---- EXERCISE MATERIAL

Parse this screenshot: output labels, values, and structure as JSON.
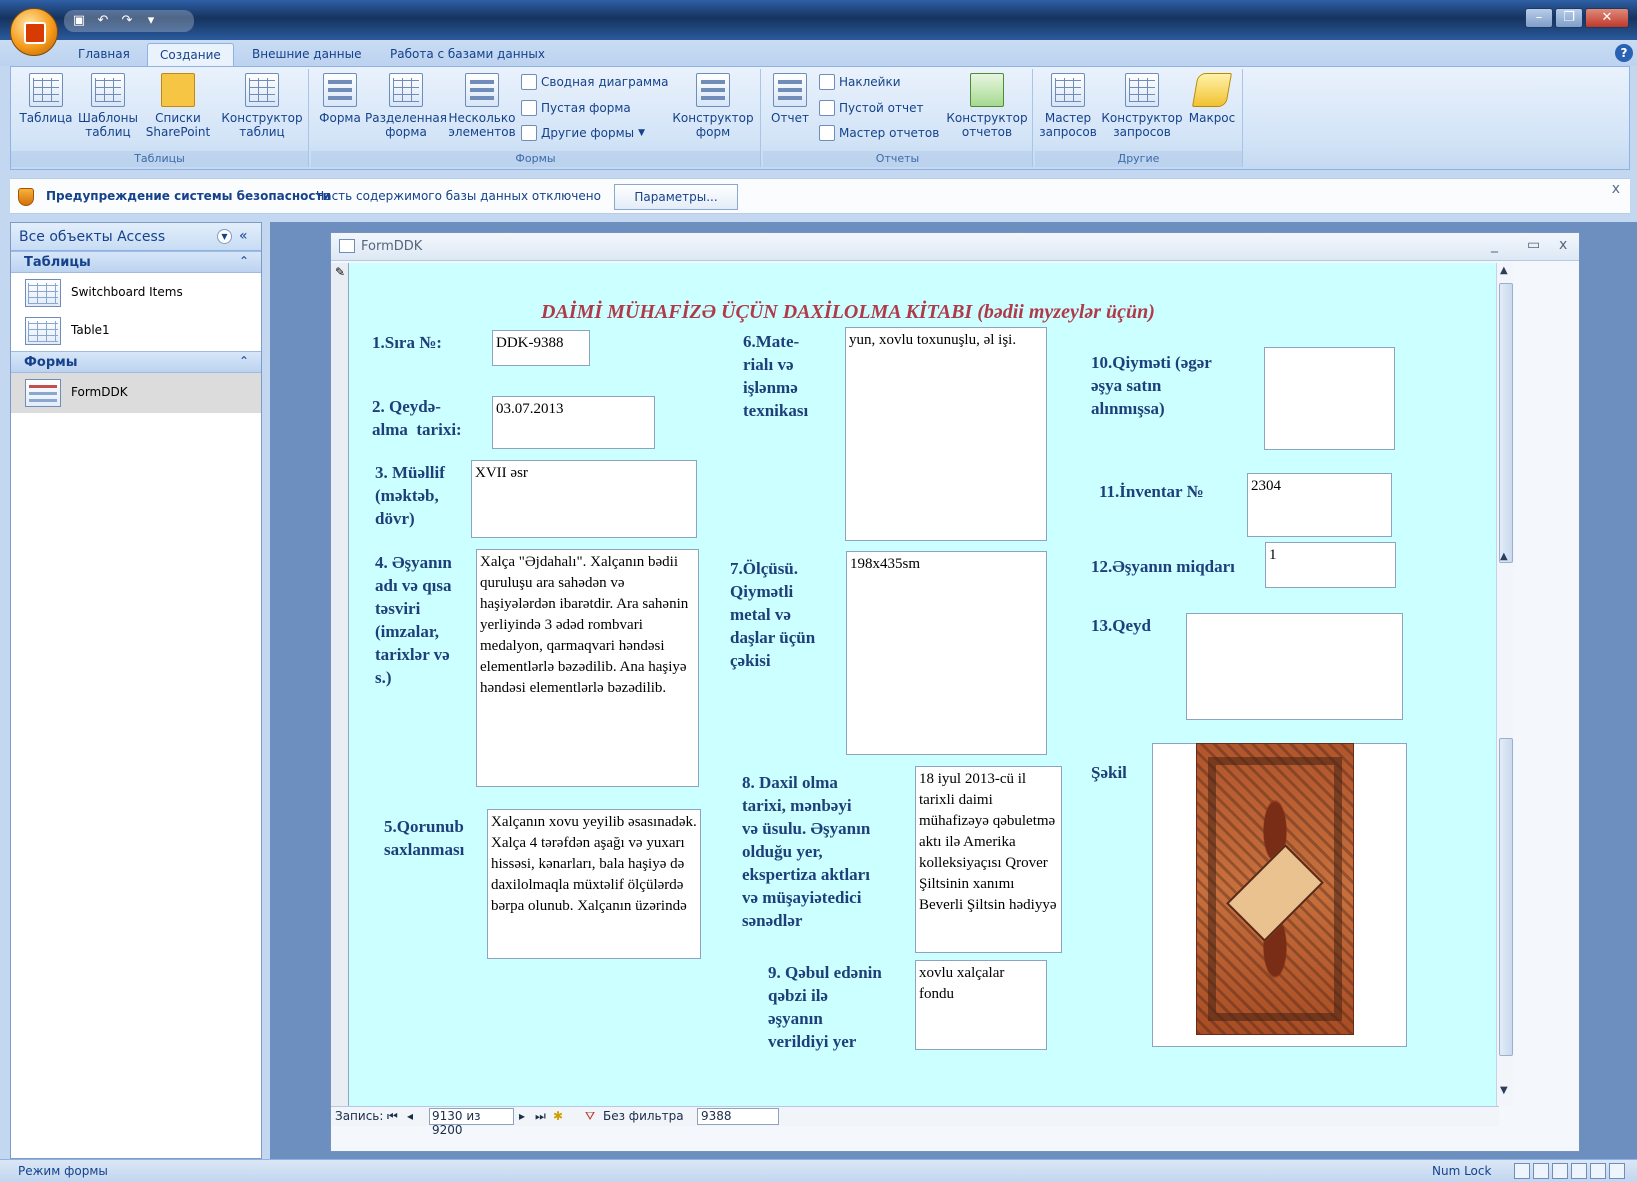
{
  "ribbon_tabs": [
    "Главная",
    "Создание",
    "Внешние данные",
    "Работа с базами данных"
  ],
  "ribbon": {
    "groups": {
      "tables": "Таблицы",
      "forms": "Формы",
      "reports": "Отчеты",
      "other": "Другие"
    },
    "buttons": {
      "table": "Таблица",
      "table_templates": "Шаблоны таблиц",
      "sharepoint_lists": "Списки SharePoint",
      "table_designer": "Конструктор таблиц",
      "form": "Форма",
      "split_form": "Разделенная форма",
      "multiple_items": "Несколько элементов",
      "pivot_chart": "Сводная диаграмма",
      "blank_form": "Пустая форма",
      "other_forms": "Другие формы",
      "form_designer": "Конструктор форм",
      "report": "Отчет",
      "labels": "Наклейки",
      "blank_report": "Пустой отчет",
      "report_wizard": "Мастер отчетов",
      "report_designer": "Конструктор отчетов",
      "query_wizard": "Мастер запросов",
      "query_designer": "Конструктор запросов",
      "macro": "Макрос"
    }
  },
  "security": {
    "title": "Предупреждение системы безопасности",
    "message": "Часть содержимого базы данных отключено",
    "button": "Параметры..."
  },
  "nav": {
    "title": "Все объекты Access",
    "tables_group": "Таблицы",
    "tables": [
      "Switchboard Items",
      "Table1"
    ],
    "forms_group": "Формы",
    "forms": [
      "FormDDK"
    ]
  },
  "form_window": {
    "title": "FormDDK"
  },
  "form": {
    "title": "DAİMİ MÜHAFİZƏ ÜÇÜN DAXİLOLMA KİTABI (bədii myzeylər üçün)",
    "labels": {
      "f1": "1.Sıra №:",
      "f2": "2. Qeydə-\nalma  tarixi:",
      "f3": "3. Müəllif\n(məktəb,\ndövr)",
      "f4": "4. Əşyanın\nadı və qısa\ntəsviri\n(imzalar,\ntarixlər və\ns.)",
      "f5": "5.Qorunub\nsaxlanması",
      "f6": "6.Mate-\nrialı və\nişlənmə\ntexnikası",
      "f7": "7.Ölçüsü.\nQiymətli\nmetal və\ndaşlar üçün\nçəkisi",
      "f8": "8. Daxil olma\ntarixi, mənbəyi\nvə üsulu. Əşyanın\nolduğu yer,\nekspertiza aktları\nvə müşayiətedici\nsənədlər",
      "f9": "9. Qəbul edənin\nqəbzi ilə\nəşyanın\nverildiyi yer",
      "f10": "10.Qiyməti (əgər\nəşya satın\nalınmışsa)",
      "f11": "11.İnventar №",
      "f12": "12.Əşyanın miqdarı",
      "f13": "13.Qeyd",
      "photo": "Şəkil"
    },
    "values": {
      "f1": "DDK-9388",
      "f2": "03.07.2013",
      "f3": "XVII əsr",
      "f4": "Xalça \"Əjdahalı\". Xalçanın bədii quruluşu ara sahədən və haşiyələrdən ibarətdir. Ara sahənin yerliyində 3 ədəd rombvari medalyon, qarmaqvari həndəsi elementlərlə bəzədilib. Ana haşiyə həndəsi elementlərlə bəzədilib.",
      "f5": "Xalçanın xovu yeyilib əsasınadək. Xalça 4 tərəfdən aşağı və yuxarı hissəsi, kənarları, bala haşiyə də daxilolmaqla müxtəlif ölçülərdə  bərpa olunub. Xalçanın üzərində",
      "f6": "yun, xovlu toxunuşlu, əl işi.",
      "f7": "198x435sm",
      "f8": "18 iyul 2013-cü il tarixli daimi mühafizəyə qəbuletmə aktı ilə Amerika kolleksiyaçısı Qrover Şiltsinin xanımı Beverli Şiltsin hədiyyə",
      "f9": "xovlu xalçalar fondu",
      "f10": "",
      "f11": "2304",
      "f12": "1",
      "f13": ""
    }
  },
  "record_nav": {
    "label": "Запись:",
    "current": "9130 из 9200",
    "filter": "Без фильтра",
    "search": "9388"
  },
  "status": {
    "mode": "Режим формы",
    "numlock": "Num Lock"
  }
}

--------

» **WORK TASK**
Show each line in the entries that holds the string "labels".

» **SOLVED PROBLEM**
Parse this screenshot: output labels, values, and structure as JSON.
      "labels": "Наклейки",
    "labels": {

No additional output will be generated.